Dataset rows for apps and sites
--------------------

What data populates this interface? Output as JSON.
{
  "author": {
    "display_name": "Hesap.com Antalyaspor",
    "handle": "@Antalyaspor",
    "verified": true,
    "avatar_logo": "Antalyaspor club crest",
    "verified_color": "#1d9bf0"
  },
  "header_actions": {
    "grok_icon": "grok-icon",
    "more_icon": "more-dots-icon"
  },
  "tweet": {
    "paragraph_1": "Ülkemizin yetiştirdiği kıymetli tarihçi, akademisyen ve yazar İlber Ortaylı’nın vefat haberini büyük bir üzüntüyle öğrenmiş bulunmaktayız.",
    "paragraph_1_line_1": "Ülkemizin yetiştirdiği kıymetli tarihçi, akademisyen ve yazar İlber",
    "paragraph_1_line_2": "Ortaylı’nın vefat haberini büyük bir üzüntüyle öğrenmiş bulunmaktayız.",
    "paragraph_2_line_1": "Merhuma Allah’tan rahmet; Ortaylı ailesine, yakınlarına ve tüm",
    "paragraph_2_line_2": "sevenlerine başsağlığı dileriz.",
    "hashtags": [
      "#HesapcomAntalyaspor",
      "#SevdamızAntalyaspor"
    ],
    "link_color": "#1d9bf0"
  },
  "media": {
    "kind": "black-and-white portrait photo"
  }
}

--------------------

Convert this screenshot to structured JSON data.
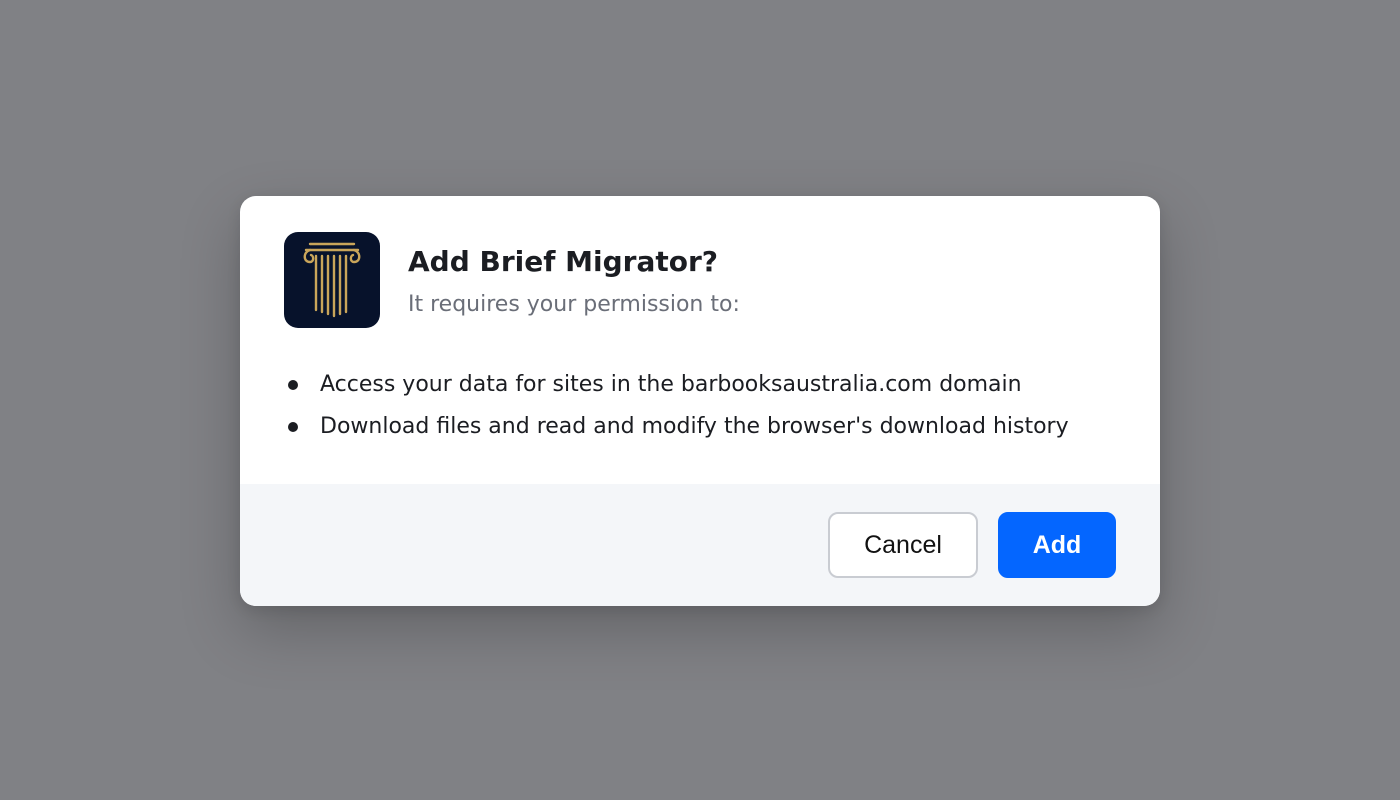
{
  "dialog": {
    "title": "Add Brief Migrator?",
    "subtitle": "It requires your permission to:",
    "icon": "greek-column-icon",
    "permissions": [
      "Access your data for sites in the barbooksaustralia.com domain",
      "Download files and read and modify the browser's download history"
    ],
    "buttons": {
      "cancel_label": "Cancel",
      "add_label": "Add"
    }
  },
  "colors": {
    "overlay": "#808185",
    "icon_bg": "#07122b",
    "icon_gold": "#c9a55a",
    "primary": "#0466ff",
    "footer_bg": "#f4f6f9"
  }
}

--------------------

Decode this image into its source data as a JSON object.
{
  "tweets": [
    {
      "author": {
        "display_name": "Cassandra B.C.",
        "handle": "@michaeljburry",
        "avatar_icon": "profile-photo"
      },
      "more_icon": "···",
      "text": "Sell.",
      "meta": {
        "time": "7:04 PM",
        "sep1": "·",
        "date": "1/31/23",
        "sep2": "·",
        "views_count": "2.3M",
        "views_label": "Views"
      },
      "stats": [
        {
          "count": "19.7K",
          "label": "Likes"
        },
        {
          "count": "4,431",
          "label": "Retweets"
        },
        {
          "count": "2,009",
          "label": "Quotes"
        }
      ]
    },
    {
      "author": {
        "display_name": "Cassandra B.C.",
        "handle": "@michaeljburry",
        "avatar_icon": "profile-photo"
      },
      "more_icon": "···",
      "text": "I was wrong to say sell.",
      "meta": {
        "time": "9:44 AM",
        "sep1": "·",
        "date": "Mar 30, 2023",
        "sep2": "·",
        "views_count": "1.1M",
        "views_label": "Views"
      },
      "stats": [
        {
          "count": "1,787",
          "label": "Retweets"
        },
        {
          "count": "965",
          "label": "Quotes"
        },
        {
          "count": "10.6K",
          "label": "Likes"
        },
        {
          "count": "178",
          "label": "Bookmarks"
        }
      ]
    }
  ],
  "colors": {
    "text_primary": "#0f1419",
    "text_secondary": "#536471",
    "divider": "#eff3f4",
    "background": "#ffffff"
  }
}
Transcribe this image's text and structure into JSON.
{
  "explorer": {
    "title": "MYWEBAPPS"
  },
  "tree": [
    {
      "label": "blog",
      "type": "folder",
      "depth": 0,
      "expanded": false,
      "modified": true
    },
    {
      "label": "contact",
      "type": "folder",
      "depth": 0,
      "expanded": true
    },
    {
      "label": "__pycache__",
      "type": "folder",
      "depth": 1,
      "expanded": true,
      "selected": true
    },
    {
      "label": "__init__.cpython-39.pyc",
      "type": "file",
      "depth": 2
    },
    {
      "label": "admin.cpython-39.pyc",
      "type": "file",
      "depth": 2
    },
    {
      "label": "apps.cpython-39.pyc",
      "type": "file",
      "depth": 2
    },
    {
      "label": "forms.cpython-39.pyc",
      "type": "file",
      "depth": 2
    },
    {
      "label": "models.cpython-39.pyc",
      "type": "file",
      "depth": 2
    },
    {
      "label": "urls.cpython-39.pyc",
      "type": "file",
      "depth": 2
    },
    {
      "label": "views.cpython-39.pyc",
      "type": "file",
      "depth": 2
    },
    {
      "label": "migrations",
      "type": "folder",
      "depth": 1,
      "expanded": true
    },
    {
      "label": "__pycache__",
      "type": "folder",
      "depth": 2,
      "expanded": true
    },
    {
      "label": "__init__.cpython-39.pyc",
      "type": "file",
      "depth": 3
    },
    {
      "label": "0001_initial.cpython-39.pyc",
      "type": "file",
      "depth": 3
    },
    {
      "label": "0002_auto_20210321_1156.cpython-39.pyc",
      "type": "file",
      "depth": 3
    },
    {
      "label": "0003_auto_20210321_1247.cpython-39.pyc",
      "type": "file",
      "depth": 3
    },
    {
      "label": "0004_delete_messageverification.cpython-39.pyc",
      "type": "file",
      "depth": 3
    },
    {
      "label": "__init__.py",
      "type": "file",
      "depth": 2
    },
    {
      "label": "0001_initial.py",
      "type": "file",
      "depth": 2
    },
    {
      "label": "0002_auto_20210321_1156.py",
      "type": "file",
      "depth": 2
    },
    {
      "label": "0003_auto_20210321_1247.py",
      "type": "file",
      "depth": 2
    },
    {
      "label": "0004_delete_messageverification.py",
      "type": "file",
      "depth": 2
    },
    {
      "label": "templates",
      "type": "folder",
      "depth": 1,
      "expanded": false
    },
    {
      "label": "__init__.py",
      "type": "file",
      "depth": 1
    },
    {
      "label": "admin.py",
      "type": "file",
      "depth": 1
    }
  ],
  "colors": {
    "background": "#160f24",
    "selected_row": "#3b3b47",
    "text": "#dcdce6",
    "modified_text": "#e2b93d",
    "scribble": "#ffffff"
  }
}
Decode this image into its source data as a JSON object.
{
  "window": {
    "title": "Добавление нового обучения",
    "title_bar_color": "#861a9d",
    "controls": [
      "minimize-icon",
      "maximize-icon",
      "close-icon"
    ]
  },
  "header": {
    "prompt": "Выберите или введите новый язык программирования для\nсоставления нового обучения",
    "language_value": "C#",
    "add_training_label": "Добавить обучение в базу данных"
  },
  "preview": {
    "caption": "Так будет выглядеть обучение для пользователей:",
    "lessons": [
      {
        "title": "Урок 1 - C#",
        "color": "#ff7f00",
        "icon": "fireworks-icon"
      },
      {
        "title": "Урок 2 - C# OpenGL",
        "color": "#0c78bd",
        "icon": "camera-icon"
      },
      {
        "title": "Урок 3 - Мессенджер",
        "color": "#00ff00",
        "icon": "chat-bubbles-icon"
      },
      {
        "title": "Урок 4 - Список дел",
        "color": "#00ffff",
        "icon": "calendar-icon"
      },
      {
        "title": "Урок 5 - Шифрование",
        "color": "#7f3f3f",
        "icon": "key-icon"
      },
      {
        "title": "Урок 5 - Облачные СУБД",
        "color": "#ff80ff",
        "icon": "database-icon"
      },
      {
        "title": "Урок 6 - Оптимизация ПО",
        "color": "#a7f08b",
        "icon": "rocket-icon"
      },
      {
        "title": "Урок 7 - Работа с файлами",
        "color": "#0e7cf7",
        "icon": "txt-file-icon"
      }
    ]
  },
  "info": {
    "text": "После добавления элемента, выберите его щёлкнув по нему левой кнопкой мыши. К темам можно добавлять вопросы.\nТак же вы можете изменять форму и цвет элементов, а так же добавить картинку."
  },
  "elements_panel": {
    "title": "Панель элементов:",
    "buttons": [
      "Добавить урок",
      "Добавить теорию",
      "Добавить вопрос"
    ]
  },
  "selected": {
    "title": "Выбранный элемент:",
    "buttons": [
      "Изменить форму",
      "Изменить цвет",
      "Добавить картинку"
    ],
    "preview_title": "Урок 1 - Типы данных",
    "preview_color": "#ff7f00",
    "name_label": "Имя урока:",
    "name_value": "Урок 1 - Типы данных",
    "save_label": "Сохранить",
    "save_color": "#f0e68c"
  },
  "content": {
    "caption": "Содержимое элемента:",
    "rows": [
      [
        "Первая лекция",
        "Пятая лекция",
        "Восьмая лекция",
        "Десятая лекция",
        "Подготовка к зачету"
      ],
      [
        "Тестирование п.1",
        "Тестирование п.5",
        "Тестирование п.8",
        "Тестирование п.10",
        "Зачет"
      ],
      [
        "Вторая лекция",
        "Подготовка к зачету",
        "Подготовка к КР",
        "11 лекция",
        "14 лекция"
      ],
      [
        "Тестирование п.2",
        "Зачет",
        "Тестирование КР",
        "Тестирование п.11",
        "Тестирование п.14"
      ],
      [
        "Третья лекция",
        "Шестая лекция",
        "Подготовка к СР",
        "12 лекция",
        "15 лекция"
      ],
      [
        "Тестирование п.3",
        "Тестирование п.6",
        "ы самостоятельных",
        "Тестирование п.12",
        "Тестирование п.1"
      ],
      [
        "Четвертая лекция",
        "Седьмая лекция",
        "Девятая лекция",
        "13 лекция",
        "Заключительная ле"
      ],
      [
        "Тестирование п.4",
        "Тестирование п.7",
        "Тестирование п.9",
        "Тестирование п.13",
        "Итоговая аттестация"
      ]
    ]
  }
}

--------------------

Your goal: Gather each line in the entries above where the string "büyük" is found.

Answer section:
    "paragraph_1": "Ülkemizin yetiştirdiği kıymetli tarihçi, akademisyen ve yazar İlber Ortaylı’nın vefat haberini büyük bir üzüntüyle öğrenmiş bulunmaktayız.",
    "paragraph_1_line_2": "Ortaylı’nın vefat haberini büyük bir üzüntüyle öğrenmiş bulunmaktayız.",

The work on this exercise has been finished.